▶ **TO DO**
Every line below that holds the string "Version" must be copied.

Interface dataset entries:

======

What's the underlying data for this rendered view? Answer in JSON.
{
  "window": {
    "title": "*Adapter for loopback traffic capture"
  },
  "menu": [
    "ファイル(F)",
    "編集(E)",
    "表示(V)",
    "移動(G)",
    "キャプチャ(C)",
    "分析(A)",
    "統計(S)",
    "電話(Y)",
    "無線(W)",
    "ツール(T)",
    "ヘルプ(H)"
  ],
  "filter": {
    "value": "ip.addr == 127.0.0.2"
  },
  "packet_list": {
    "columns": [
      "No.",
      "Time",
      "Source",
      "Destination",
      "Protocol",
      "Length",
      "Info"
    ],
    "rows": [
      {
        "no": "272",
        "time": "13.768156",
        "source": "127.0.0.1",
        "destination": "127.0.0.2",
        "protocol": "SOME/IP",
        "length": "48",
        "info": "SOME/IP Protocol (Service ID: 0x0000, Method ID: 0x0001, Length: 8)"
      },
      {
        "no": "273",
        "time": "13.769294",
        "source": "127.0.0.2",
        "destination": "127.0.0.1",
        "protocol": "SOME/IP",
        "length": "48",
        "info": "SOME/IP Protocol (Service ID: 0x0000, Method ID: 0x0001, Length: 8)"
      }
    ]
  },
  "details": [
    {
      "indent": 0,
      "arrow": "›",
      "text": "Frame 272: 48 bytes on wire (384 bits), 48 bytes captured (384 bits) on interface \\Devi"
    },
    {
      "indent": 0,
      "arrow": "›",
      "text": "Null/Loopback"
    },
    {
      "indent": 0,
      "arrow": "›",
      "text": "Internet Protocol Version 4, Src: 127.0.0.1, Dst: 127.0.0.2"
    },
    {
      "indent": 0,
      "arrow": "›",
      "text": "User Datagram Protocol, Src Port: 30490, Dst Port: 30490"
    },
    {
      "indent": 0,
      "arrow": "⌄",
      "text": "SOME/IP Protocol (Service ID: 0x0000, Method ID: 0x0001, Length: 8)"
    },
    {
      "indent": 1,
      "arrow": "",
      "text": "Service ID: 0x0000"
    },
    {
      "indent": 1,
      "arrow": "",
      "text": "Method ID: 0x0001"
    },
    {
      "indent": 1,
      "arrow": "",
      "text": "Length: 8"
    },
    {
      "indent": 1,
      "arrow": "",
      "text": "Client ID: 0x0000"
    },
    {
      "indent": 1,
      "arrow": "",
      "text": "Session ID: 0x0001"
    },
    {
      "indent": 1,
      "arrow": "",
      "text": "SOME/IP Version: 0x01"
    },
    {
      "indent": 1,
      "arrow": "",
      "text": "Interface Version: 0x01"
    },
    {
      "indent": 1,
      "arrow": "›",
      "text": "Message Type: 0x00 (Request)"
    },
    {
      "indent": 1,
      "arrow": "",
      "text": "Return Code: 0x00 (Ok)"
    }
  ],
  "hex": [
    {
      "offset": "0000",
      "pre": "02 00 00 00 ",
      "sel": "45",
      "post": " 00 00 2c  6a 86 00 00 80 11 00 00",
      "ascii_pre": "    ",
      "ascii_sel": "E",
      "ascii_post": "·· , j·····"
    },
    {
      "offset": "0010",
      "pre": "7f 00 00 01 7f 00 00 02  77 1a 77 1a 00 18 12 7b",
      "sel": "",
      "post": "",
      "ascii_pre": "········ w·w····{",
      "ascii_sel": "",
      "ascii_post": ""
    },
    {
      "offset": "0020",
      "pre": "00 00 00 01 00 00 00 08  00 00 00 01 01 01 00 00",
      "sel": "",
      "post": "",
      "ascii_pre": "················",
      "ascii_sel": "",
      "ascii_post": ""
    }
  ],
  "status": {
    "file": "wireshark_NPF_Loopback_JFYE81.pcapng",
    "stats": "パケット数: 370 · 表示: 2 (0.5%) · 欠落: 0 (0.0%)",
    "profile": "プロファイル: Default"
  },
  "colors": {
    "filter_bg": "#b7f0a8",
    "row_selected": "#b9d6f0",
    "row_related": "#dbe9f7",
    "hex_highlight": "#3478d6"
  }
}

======

▶ **WRITTEN REPLY**
      "text": "Internet Protocol Version 4, Src: 127.0.0.1, Dst: 127.0.0.2"
      "text": "SOME/IP Version: 0x01"
      "text": "Interface Version: 0x01"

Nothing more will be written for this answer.